Established in 2004, Iraq’s first Independent Film and Television College has produced 13 short documentary films by young Iraqi directors that turned a lot of heads at international festivals. However, with the growing insecurity in Iraq, the school’s future looks bleak.
If just taking a camera out on the street, or even shooting from the back of a car could get you killed or stopped by armed militia, the police or the National Guard, would you consider making a film? If you were a student at the Independent Film and Television College (IFTVC) in Baghdad you would. In fact it’s this violence and sectarianism that drove London based Iraqi filmmakers Kasim Abid and Maysoon Pachachi to establish the college at first place.
“We felt that film and television could be powerful tools in the reconstruction and renewal of a shattered society. They could provide a way for a society to look at itself, to question its history and to consider its future. And they also provide a way for one section of society to talk to another,” Pachachi says. “We want to try to help young people, in particular, to unlock their creative potential and to provide them with a basic training to enable them to put their thoughts and stories on the screen.”
Established in 2004, IFTVC has become the first and only private film and television college in Iraq to date. The college organizes special intensive courses in camera, sound, and lighting as well as documentary film courses all free of charge.
During the Saddam regime, there was very limited cinema production. The severe sanctions imposed on Iraq for over 13 years meant was no film stock, labs, and certainly no digital technology. Almost no practical film training had been possible,” Pachachi says.
While before the American invasion of Iraq in 2003, Iraqi documentaries were few and far between, the bloody events of the recent years, coupled with a growth in film stock and digital technology available to Iraqis, kicked more of the country’s filmmakers into action.
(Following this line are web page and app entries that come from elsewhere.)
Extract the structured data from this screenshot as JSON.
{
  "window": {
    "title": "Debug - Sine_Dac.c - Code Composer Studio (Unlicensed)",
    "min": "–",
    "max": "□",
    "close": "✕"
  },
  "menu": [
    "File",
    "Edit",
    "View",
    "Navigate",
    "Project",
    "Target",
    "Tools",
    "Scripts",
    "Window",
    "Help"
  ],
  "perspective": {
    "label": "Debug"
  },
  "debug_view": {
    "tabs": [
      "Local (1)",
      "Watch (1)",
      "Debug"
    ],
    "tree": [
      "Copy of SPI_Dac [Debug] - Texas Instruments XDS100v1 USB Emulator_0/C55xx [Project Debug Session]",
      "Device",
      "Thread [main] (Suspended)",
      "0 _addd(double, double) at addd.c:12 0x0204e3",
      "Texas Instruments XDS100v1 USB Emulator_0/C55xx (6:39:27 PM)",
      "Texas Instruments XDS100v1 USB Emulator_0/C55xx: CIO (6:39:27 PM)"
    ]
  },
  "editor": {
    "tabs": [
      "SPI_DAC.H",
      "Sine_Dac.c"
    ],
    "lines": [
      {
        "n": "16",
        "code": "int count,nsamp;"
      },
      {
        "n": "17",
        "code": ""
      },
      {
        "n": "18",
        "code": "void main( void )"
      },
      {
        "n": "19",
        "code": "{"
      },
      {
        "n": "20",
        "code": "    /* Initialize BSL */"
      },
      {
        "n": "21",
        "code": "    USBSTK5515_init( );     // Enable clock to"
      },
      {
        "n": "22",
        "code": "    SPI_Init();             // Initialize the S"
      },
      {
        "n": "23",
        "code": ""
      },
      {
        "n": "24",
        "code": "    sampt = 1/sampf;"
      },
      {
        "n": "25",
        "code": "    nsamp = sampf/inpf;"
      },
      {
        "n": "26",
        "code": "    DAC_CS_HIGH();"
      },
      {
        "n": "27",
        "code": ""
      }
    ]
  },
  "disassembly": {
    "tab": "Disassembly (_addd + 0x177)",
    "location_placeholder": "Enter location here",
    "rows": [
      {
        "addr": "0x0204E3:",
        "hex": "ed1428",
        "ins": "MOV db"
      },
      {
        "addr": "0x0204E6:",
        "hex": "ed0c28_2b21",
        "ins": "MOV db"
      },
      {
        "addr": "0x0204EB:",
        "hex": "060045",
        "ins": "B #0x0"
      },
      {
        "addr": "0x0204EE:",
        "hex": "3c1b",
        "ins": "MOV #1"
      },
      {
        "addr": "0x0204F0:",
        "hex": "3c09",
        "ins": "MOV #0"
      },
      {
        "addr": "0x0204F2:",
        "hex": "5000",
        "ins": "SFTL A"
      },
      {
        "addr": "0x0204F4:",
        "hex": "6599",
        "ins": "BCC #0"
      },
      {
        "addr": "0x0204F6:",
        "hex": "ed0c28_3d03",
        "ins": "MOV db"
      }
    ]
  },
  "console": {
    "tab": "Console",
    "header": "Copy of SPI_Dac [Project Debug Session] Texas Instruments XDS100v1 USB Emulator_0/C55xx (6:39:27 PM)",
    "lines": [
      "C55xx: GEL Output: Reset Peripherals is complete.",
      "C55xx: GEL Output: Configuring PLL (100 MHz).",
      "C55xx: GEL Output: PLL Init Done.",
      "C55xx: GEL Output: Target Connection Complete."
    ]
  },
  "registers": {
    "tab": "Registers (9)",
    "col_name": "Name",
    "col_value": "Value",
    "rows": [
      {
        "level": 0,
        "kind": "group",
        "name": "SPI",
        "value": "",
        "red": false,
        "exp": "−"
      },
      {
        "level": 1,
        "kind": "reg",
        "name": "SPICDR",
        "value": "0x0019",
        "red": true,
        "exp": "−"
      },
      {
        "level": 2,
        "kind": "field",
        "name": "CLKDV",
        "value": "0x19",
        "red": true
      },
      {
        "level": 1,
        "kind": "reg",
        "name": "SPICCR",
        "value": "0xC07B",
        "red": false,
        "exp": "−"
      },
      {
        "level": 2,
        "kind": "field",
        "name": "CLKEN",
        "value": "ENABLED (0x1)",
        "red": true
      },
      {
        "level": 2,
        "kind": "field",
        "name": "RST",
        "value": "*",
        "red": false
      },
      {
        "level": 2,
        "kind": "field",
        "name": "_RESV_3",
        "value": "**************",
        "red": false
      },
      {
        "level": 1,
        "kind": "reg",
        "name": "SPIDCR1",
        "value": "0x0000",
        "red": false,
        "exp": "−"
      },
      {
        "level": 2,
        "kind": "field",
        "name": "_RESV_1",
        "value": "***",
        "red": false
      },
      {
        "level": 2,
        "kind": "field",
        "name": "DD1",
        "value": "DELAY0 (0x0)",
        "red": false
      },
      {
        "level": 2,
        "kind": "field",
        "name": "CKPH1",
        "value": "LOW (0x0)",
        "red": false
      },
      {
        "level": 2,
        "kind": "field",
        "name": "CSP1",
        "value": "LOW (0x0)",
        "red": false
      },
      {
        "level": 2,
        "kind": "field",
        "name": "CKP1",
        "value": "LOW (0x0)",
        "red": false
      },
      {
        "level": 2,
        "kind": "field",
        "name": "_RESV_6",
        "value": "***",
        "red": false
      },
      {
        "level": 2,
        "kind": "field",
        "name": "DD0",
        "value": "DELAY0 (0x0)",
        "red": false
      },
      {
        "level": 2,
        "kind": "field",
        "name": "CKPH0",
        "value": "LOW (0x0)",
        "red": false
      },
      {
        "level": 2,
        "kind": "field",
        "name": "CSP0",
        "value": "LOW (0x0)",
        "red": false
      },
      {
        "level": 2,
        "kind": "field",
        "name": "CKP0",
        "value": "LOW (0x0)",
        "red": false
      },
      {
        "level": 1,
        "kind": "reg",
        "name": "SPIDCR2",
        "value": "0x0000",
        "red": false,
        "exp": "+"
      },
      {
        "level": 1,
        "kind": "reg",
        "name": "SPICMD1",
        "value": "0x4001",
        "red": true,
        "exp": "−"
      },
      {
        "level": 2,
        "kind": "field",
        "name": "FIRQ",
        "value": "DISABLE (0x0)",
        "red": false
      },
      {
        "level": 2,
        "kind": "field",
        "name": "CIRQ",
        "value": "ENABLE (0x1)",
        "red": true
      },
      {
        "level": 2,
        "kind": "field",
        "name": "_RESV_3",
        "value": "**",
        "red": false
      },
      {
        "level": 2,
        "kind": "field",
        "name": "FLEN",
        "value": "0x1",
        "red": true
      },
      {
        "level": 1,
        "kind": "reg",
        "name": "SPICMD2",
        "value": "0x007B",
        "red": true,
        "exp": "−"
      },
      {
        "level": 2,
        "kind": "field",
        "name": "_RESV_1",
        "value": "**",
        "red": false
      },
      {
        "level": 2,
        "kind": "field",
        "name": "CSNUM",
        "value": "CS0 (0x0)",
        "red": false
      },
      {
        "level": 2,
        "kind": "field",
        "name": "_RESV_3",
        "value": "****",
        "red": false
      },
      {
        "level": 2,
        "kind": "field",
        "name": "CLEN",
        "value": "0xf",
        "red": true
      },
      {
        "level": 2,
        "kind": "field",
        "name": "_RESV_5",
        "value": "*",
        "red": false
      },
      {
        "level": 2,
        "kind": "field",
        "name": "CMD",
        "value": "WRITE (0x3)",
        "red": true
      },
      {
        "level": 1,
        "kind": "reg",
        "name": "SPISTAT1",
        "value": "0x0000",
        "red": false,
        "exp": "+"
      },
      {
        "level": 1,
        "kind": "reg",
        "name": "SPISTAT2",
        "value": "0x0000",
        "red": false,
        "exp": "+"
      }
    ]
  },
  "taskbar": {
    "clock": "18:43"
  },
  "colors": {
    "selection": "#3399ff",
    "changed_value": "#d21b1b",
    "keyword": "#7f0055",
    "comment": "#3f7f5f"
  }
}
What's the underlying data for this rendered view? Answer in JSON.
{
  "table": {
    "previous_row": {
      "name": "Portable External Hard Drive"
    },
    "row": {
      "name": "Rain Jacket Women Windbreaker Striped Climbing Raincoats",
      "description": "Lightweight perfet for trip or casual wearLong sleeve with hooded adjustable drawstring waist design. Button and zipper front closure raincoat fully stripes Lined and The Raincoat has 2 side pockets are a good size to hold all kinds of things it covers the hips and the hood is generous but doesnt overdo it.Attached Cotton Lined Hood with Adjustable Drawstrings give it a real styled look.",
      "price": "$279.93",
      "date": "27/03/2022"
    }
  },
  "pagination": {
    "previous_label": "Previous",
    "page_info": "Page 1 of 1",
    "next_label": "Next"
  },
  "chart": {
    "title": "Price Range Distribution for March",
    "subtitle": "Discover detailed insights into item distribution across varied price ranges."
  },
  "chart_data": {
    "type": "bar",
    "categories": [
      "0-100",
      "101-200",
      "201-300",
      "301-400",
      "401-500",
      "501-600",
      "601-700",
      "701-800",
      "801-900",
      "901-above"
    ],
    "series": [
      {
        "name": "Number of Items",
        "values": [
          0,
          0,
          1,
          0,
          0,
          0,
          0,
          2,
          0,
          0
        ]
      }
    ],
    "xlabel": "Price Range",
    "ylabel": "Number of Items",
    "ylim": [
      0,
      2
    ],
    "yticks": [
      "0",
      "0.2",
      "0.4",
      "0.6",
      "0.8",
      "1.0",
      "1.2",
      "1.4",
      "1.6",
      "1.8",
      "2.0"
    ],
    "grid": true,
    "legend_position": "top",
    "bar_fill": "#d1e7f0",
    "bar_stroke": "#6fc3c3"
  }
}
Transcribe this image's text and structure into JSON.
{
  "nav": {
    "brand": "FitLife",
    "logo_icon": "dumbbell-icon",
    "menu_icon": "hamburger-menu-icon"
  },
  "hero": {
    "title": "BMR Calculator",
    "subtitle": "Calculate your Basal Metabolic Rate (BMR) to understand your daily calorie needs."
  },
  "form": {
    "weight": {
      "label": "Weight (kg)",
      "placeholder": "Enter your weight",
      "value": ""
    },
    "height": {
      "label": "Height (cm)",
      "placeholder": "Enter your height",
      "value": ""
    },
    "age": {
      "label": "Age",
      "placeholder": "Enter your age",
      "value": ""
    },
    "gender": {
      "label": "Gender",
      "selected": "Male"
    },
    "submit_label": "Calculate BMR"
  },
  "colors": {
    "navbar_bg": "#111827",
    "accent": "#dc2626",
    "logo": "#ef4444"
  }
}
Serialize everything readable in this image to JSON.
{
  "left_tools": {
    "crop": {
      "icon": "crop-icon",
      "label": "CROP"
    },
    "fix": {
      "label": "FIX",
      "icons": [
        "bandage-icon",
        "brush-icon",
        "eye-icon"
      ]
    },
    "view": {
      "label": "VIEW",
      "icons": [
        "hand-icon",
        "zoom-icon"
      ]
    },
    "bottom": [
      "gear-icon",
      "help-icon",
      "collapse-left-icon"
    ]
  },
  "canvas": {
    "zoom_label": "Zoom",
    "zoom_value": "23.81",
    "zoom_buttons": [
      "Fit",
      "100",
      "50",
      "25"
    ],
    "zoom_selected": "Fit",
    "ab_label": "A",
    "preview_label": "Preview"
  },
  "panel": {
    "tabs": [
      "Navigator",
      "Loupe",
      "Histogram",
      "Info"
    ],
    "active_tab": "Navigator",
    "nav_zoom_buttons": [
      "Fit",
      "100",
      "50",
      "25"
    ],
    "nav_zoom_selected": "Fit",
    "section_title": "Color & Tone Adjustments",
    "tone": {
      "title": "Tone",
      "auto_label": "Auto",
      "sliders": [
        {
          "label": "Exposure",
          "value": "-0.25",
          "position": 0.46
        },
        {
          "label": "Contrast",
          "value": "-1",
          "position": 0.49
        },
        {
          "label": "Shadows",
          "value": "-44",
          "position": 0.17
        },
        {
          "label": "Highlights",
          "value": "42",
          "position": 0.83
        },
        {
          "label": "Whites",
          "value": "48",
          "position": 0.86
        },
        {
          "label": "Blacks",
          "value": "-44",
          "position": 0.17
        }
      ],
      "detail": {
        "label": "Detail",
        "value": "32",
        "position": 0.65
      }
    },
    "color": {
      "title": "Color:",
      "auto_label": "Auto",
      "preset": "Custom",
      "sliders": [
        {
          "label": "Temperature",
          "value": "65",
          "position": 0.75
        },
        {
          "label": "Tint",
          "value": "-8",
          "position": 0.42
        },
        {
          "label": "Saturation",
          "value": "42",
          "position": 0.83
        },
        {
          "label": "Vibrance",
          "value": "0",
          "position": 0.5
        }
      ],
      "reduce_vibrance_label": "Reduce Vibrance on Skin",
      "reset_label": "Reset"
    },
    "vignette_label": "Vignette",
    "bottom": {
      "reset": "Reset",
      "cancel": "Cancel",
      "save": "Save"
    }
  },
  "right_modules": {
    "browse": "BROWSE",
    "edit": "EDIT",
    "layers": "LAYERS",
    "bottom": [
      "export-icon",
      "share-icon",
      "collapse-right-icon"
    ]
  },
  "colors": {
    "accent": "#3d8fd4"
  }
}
Flocks of young Iraqis enrolled in the courses of the newly-opened college, producing 13 short documentary films so far and drawing attention in various international festivals.
One such film is Hiba Bassem’s Baghdad days (2005). The 35min documentary about Bassem’s struggles to come to terms with her position as a woman on her own in Baghdad received the New Horizon silver award at the al-Jazeera International Film Festival in Doha (2006) and the golden award at the Rotterdam Arab Film Festival (2006). Other films by IFTVC students have recently been screened at IDFA in Amsterdam and Sheffield International Documentary Film Festival, New York University, Columbia University and Goldsmith’s College among others.
Not without Difficulty
While IFTVC organizes two 4-month-documentary courses a year, keeping to the schedule wasn’t always easy. “They (the students) often research their projects and once they’ve set everything up, done their camera training and are ready to shoot, they often find that the security situation has suddenly changed and they are now unable to shoot the film they wanted to shoot and have to start all over again,” Pachachi says.
Furthermore, students suffered attempted abduction, saw their houses destroyed by mortar attacks, and their family members kidnapped or violently killed. One student even got shot while shooting his film. This growing insecurity in addition to the rise in the number of nearby explosions, one of which shattered every pane of glass in the college, forced it to close several times. Nevertheless, according Pachachi, IFTVC never cancelled a course. “All this, obviously, has forced us to work in a stop-start manner. And we have been able to carry on by remaining patient and flexible, working in a low-profile manner and being prepared to improvise,” she says. “It was either this or abandoning our project and we were not willing to do this.”
The continuous delays meant that courses took twice as long, putting economic strain on IFTVC as it is funded by charity, foundation grants and private donations. Furthermore, while the college used to advertise for students and publish announcements in the newspapers in 2004, since the emergence of extremist groups that regard cinema sinful, it’s no longer safe to do so. “Until there is a serious improvement in the security situation, we will be finding students by contacting colleges and arts centers and by word-of-mouth,” Pachachi says. As a result, only 18 students attended IFTVC’s most recent course, a far cry from the average 25 students who used to apply.
In spite of all difficulties, Pachachi and Abid remain optimistic. “It is difficult to predict how anything in Iraq will develop at the moment, but we are hoping to be able to carry on and to expand our teaching, to offer more courses, expose them (the students) to a wider number of teachers, and support their filmmaking activities,” she says.
This article was published in Tafaseel periodical e-magazine specialized in documentary films. Tafaseel is a publication of Proaction Film company.